*Entries shown*
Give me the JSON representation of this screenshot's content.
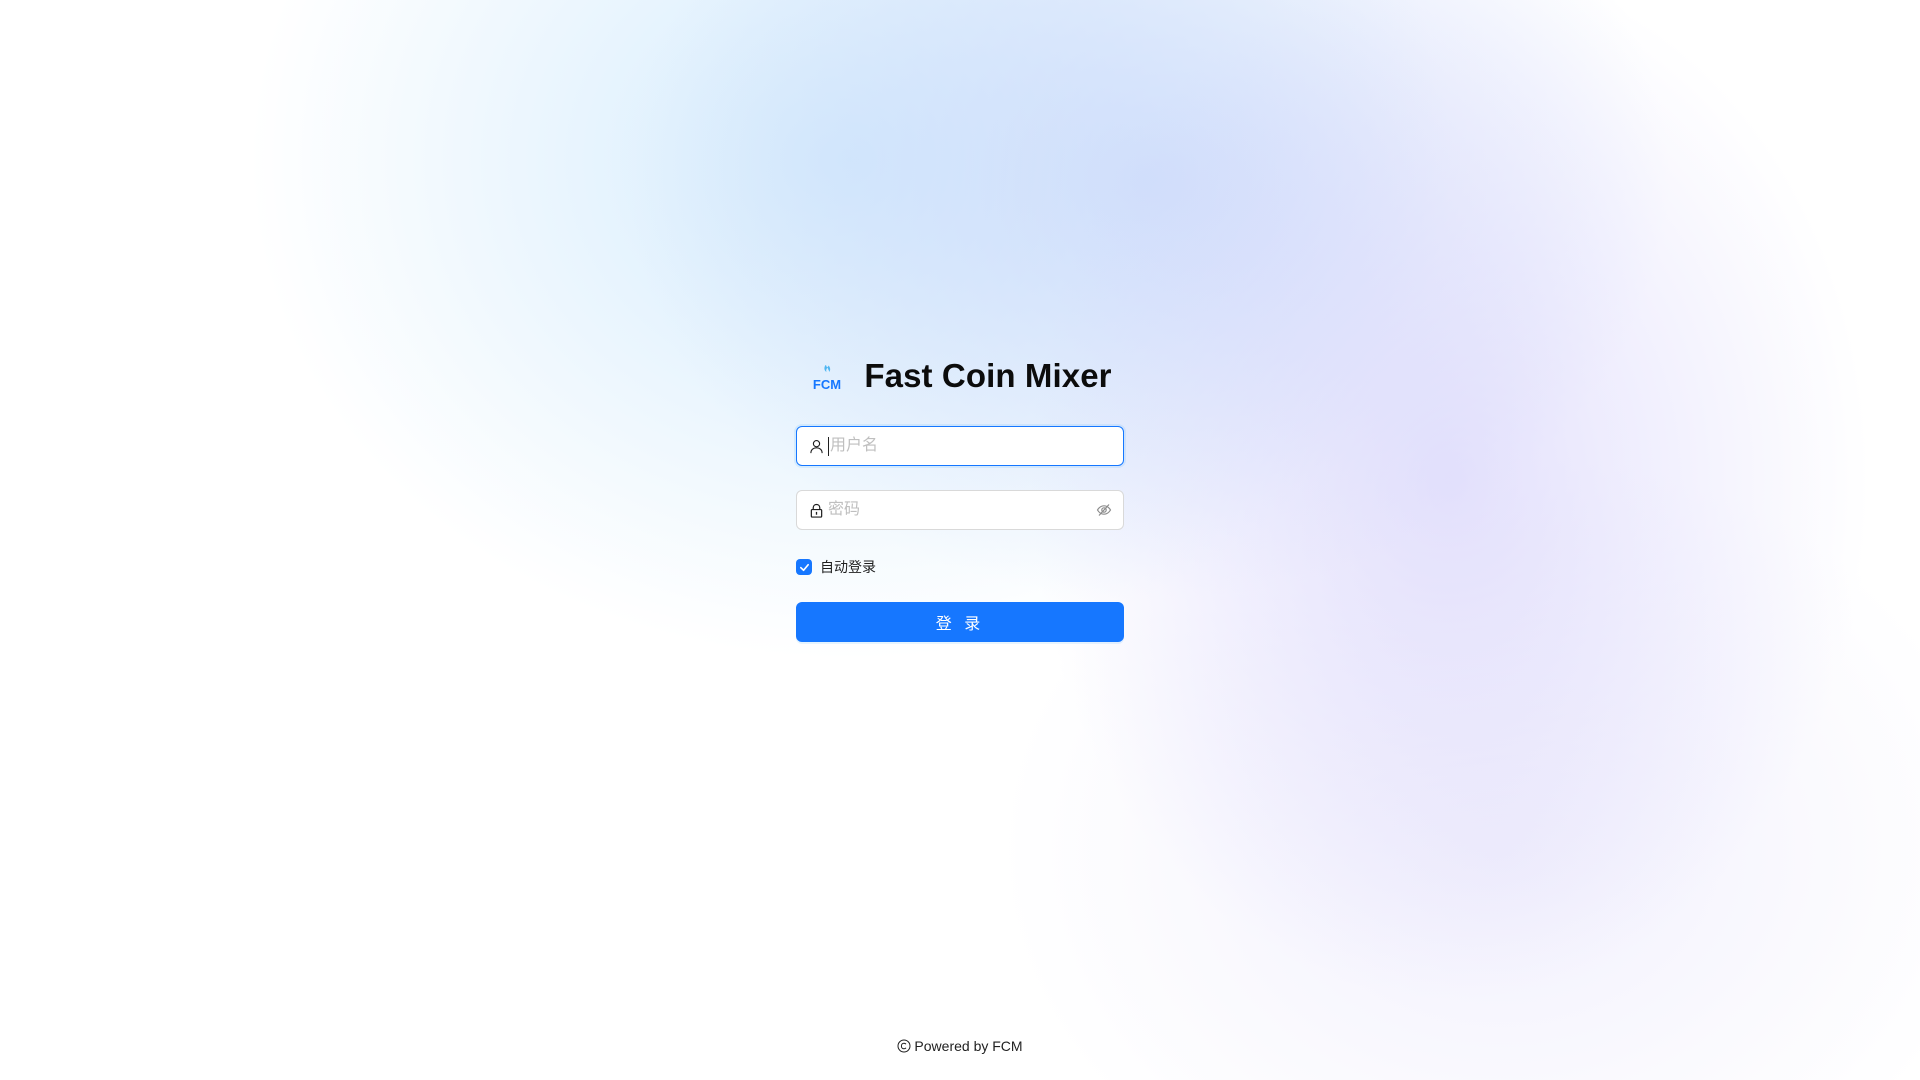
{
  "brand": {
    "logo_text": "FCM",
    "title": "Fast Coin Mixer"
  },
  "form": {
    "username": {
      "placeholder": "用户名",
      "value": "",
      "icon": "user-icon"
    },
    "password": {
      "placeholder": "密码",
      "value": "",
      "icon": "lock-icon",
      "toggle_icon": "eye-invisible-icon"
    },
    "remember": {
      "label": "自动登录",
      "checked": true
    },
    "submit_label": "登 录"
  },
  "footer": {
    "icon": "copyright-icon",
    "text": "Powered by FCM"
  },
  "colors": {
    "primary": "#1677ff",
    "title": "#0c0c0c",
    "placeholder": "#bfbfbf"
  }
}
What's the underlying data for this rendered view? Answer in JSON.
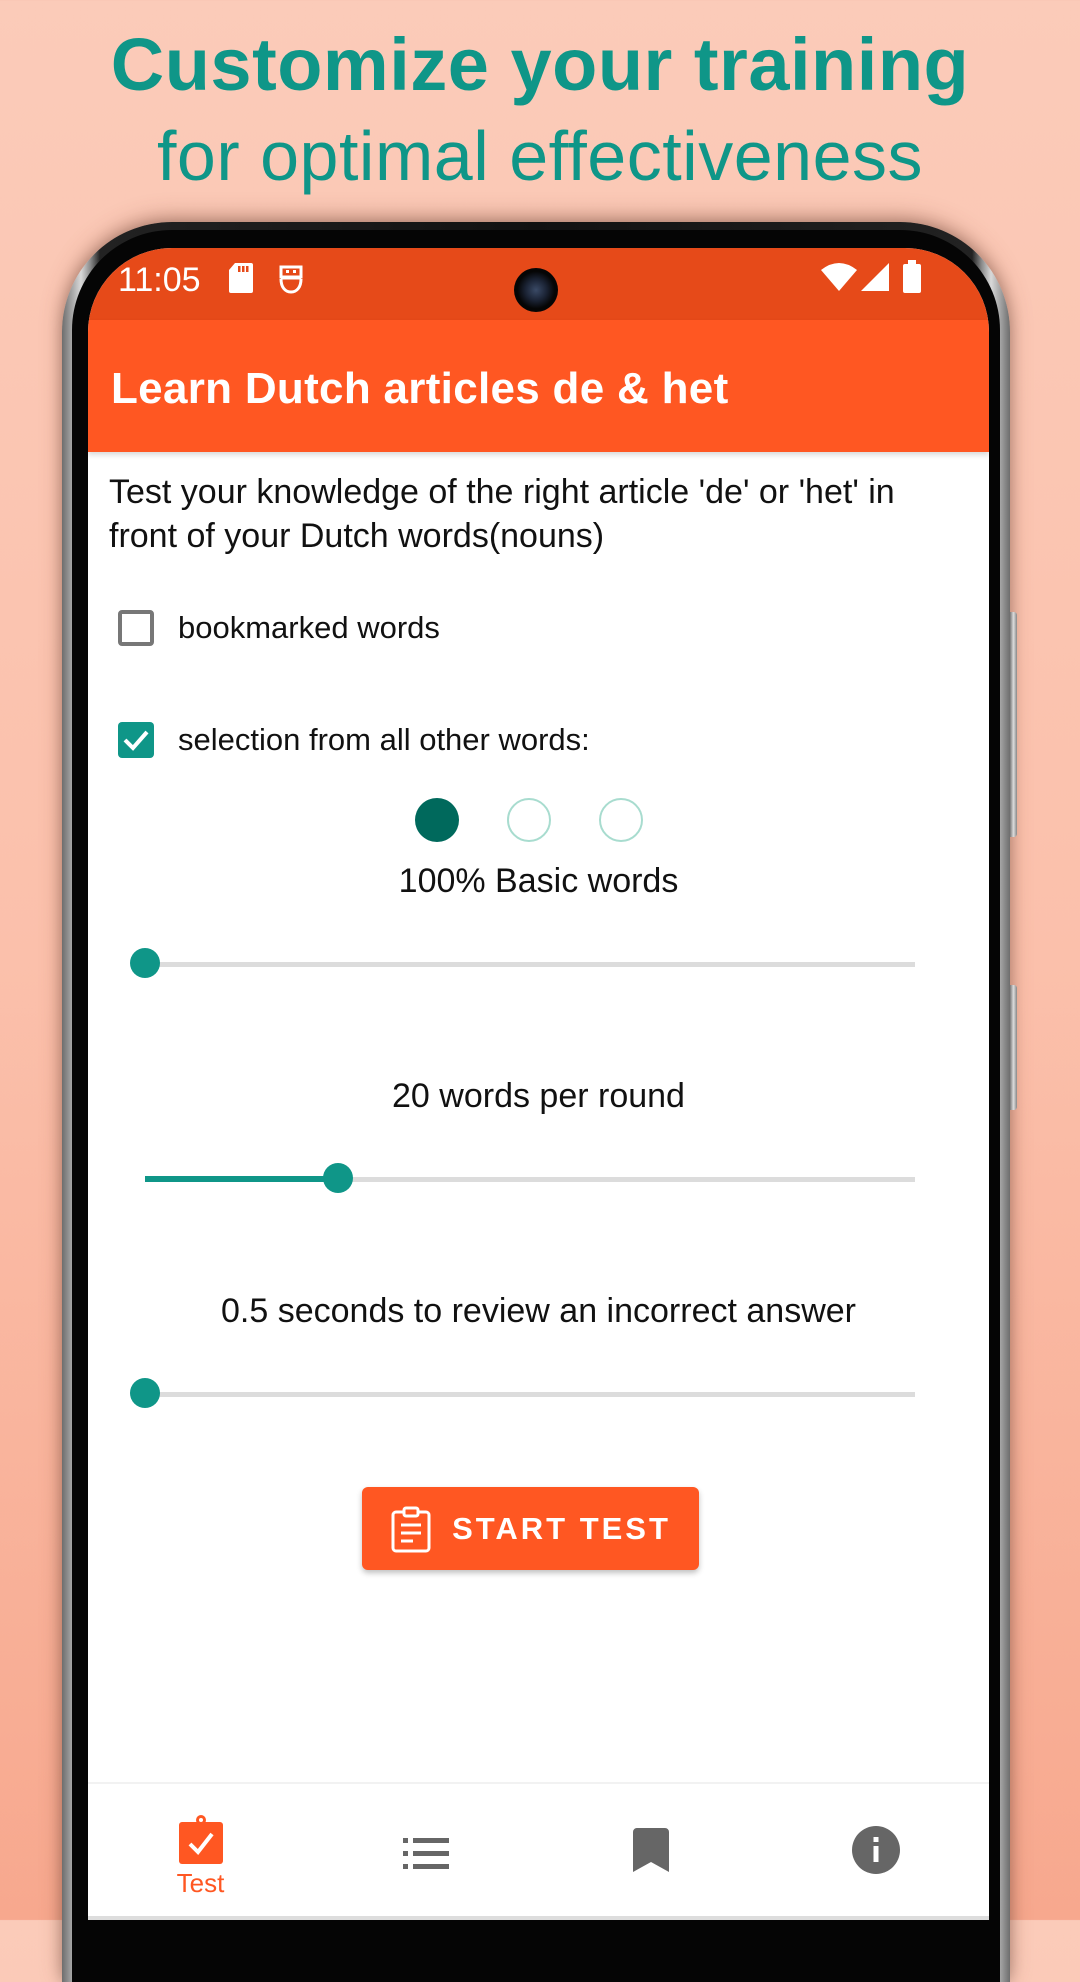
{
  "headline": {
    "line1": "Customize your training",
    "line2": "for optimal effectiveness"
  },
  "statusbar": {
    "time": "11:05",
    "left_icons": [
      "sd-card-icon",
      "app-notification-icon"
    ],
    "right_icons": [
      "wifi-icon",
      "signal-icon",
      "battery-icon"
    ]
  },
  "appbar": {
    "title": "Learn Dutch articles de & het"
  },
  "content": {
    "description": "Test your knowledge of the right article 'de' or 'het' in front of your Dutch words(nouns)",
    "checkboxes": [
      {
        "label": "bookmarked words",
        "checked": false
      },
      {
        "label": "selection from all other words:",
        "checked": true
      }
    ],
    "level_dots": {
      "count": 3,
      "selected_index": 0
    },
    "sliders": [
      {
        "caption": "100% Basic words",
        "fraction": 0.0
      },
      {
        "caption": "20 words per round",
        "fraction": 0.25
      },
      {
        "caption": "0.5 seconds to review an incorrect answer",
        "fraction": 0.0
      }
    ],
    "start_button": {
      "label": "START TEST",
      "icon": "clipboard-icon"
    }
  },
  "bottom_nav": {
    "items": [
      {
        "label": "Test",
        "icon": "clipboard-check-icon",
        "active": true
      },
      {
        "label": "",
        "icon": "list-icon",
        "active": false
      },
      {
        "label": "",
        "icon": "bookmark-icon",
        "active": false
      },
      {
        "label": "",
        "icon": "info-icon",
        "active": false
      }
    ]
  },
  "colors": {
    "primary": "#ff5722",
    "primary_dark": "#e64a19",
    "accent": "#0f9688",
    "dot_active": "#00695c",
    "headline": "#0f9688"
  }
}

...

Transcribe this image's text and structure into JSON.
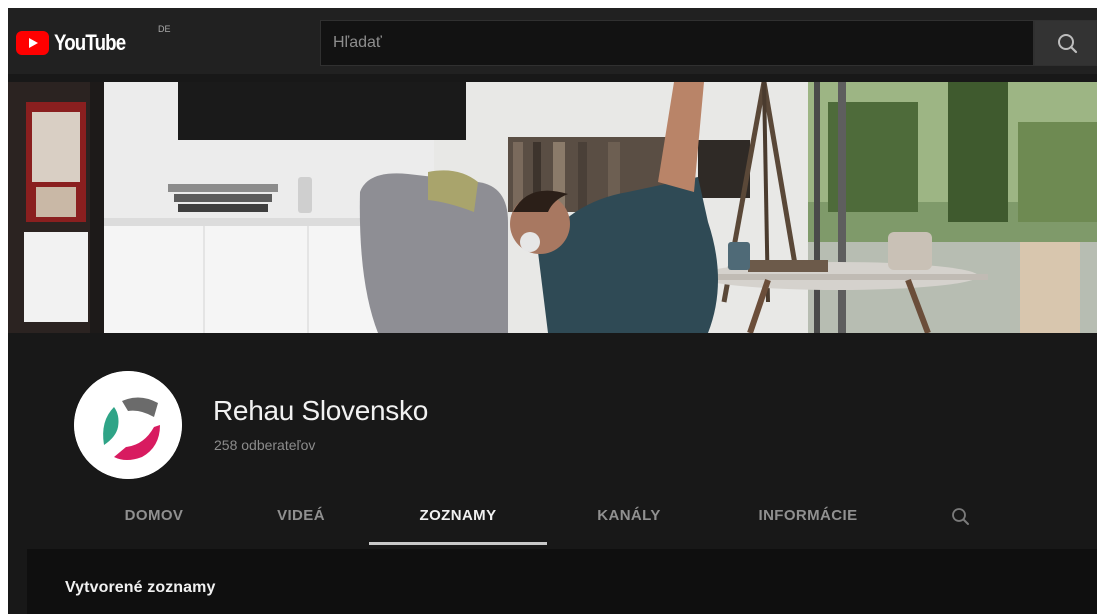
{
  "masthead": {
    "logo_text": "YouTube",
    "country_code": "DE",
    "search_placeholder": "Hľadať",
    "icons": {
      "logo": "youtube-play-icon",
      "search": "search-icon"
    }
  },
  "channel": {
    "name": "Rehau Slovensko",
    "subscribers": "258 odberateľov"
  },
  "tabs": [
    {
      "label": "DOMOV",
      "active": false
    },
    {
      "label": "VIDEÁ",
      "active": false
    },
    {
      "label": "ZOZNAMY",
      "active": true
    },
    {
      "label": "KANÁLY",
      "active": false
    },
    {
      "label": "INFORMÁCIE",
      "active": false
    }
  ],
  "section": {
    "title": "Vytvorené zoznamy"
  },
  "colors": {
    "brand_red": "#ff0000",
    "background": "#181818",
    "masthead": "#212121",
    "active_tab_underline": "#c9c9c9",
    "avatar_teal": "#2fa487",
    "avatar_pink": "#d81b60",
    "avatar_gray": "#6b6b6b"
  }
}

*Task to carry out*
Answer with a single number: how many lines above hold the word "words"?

*Solved exercise*
5